By Jeremiah Alley, Film Producer of Fixing Fido
There was an incredible beauty to the Amazon clouds as they filtered the morning sun over the murky water. Locals, arriving to the market by boat or motorcar, began to unpack their wares. As the market opened up, I observed and pondered numerous things: amongst them—could we have packed heavier cameras? Did I really just eat grilled palm tree larva at 7am? And most importantly, why are there copious amounts of mangy looking dogs? Where did they all come from? Where do they all go? Who is responsible for them? And doesn’t anyone else but me notice they are here?
The toughest part for me was witnessing what seems like downright neglect and indifference toward hundreds and thousands of dogs. It appeared that the entire notion of a “pet” is not a part of their cultural vernacular.

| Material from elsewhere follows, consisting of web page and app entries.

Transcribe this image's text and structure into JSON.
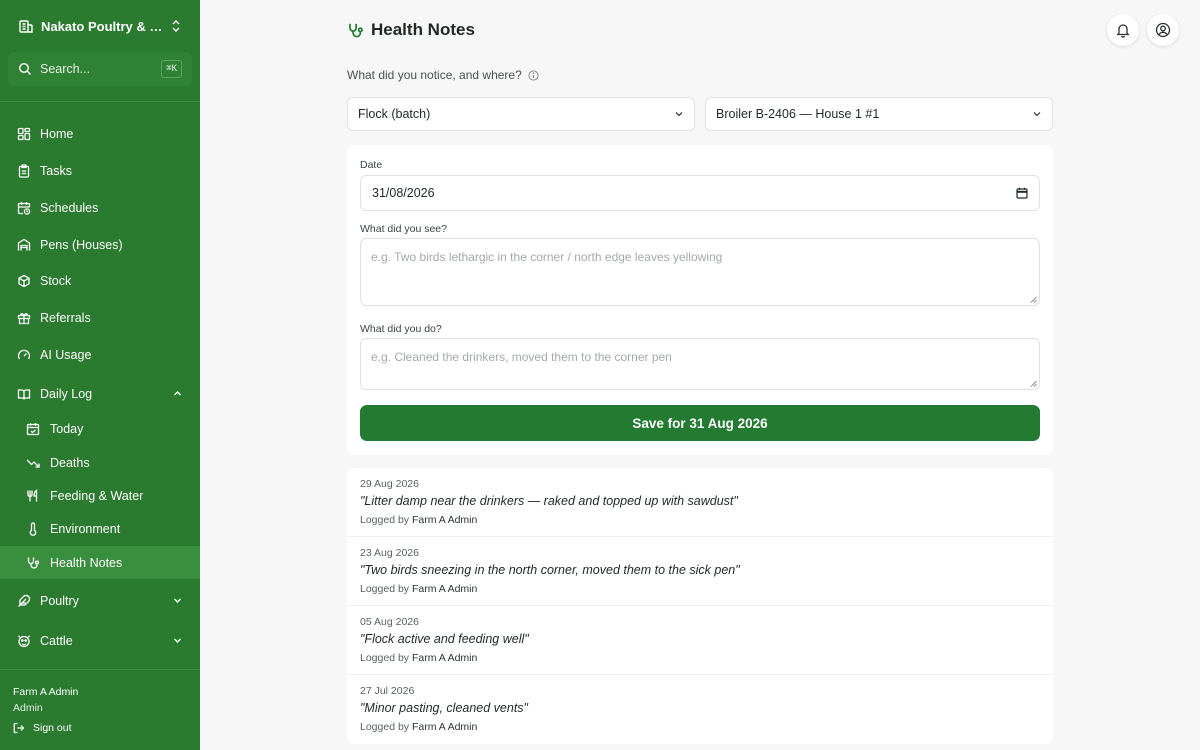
{
  "sidebar": {
    "farm_name": "Nakato Poultry & Da...",
    "search_placeholder": "Search...",
    "search_shortcut": "⌘K",
    "nav": [
      {
        "label": "Home",
        "icon": "grid-icon"
      },
      {
        "label": "Tasks",
        "icon": "clipboard-icon"
      },
      {
        "label": "Schedules",
        "icon": "calendar-clock-icon"
      },
      {
        "label": "Pens (Houses)",
        "icon": "warehouse-icon"
      },
      {
        "label": "Stock",
        "icon": "box-icon"
      },
      {
        "label": "Referrals",
        "icon": "gift-icon"
      },
      {
        "label": "AI Usage",
        "icon": "gauge-icon"
      }
    ],
    "daily_log": {
      "label": "Daily Log",
      "icon": "book-open-icon",
      "expanded": true,
      "items": [
        {
          "label": "Today",
          "icon": "calendar-check-icon"
        },
        {
          "label": "Deaths",
          "icon": "trending-down-icon"
        },
        {
          "label": "Feeding & Water",
          "icon": "utensils-icon"
        },
        {
          "label": "Environment",
          "icon": "thermometer-icon"
        },
        {
          "label": "Health Notes",
          "icon": "stethoscope-icon",
          "active": true
        }
      ]
    },
    "groups": [
      {
        "label": "Poultry",
        "icon": "feather-icon"
      },
      {
        "label": "Cattle",
        "icon": "cattle-icon"
      }
    ],
    "user": {
      "name": "Farm A Admin",
      "role": "Admin"
    },
    "sign_out": "Sign out"
  },
  "header": {
    "title": "Health Notes",
    "icon": "stethoscope-icon",
    "notifications_icon": "bell-icon",
    "profile_icon": "user-circle-icon"
  },
  "form": {
    "question": "What did you notice, and where?",
    "target_type": "Flock (batch)",
    "target": "Broiler B-2406 — House 1 #1",
    "date_label": "Date",
    "date_value": "31/08/2026",
    "saw_label": "What did you see?",
    "saw_placeholder": "e.g. Two birds lethargic in the corner / north edge leaves yellowing",
    "did_label": "What did you do?",
    "did_placeholder": "e.g. Cleaned the drinkers, moved them to the corner pen",
    "save_label": "Save for 31 Aug 2026"
  },
  "history": [
    {
      "date": "29 Aug 2026",
      "text": "\"Litter damp near the drinkers — raked and topped up with sawdust\"",
      "logged_by_label": "Logged by",
      "by": "Farm A Admin"
    },
    {
      "date": "23 Aug 2026",
      "text": "\"Two birds sneezing in the north corner, moved them to the sick pen\"",
      "logged_by_label": "Logged by",
      "by": "Farm A Admin"
    },
    {
      "date": "05 Aug 2026",
      "text": "\"Flock active and feeding well\"",
      "logged_by_label": "Logged by",
      "by": "Farm A Admin"
    },
    {
      "date": "27 Jul 2026",
      "text": "\"Minor pasting, cleaned vents\"",
      "logged_by_label": "Logged by",
      "by": "Farm A Admin"
    }
  ],
  "colors": {
    "sidebar_bg": "#2a7a2f",
    "sidebar_active": "#3a8f3f",
    "primary_button": "#237a31",
    "page_bg": "#f6f7f6"
  }
}
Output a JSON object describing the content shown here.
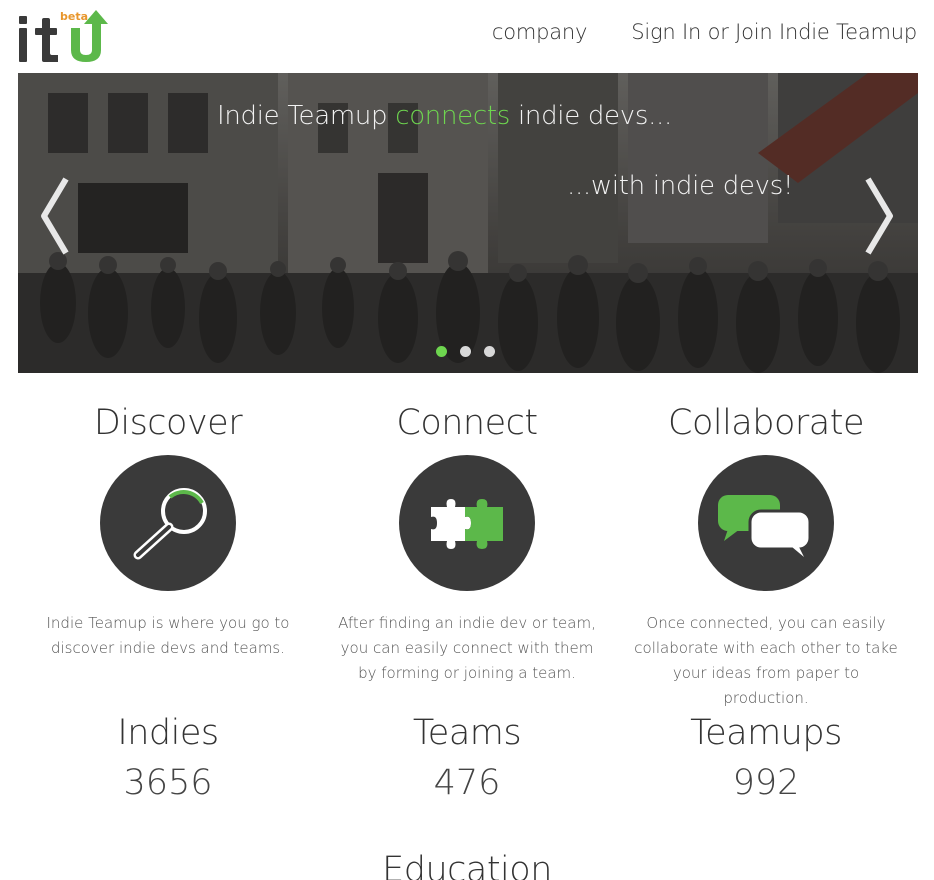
{
  "logo": {
    "text": "itu",
    "badge": "beta"
  },
  "nav": [
    {
      "label": "company"
    },
    {
      "label": "Sign In or Join Indie Teamup"
    }
  ],
  "hero": {
    "line1_pre": "Indie Teamup ",
    "line1_accent": "connects",
    "line1_post": " indie devs...",
    "line2": "...with indie devs!",
    "prev_glyph": "❮",
    "next_glyph": "❯",
    "slide_count": 3,
    "active_slide": 0
  },
  "features": [
    {
      "title": "Discover",
      "icon": "magnifier-icon",
      "text": "Indie Teamup is where you go to discover indie devs and teams."
    },
    {
      "title": "Connect",
      "icon": "puzzle-icon",
      "text": "After finding an indie dev or team, you can easily connect with them by forming or joining a team."
    },
    {
      "title": "Collaborate",
      "icon": "chat-bubbles-icon",
      "text": "Once connected, you can easily collaborate with each other to take your ideas from paper to production."
    }
  ],
  "stats": [
    {
      "label": "Indies",
      "value": "3656"
    },
    {
      "label": "Teams",
      "value": "476"
    },
    {
      "label": "Teamups",
      "value": "992"
    }
  ],
  "next_section": {
    "title": "Education"
  },
  "colors": {
    "accent": "#6ed64f",
    "logo_orange": "#e8962c",
    "icon_bg": "#3a3a3a"
  }
}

All these animals—more than 100,000 street dogs in Iquitos, Peru—have the potential to be amazing companions and become someone’s best friend. The locals just haven’t gotten “it.” Yet.
Fixing Fido is currently a work-in-progress, most recently filming with Dr. Jeff Werber, Lassie’s vet, and a group of young French veterinarians as they changed the lives and mindset of people toward Fido.
Go to fixingfidofilm.com to check out recent clips, see behind the scenes photos and learn how you can support the project. You can also follow the project on twitter @fixingfido.